Chapter 4 Accessing weather data in R

4.1 Objective: To be able to demonstrate how to get TERRA REF meteorological data

This vignette shows how to read weather data for the month of January 2017 from the weather station at the University of Arizona’s Maricopa Agricultural Center into R. These data are stored online on the data management system Clowder, which is accessed using an API. More detailed information about the structure of the database and how API URLs are created is available in the weather tutorial. Data across time for one weather variable, temperature, is plotted in R. Then all eight of the weather variables have their times series plotted.

4.2 Read in data using R

A set of weather data can be accessed with a URL using the R package jsonlite. We are calling that library along with several others that will be used to clean and plot the data. The data is read in by the fromJSON function as a dataframe that also has two nested dataframes, called properties and geometries.

The geometries dataframe is then pulled out from these data, which contains the datapoints from this stream. This is combined with a transformed version of the end of the time period from the stream.

The temperature data, which is five minute averages for the entire month of January 2017, is used to calculate the growing degree days for each day. Growing degree days is a measurement that is used to predict when certain plant developmental phases happen. This new dataframe will be used in the last vignette to synthesize the trait, weather, and image data.

4.3 Plot data using R

The five minute summary weather variables in the weather_data dataframe can be plotted across time, as shown below for temperature.

We can also plot the time series for all eight of the weather variables in a single figure. We first have to rearrange the data to making plotting possible using R package ggplot.

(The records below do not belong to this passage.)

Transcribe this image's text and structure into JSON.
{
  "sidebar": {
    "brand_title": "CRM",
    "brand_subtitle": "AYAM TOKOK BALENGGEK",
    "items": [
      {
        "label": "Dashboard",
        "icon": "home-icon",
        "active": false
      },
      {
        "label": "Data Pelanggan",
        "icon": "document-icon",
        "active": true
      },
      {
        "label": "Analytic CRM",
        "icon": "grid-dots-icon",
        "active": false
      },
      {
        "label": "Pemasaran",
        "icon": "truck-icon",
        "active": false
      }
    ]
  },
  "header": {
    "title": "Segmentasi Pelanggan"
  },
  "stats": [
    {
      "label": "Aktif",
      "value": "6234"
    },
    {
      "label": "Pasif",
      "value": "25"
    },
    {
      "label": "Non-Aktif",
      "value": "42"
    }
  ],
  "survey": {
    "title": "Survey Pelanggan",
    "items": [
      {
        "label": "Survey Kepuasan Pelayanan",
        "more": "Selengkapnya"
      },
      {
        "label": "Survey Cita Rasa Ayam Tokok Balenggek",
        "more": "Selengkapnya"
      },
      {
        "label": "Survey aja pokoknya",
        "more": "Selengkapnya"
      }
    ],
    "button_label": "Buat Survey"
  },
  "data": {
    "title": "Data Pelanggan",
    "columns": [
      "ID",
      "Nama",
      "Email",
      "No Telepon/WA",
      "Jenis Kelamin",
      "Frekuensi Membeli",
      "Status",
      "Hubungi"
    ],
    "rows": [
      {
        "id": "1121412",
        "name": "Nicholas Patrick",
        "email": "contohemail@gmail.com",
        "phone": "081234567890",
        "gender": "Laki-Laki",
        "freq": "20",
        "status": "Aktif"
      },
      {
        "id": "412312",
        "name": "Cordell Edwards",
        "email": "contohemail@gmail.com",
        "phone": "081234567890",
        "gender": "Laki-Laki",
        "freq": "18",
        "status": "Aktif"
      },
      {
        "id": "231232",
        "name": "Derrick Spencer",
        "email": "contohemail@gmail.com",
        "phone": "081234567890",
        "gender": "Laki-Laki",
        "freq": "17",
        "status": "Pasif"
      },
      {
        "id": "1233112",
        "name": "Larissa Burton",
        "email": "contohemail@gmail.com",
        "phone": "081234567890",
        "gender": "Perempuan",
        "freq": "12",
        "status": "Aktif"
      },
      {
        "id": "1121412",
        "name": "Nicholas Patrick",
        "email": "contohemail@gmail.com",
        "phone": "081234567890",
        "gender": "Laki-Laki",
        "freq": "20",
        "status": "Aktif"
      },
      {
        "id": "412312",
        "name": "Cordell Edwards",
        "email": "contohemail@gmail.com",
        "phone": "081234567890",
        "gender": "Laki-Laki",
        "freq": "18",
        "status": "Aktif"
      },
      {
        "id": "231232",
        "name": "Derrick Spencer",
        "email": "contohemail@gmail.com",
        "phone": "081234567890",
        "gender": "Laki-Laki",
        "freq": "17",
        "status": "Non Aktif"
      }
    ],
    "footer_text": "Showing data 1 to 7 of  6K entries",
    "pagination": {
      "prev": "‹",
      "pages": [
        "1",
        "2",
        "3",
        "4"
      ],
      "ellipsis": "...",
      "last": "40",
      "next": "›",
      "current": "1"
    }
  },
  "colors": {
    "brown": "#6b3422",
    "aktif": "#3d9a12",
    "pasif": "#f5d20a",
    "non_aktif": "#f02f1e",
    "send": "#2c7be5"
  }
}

You should now be able to find, get, and use weather data from the TERRA REF project via Clowder.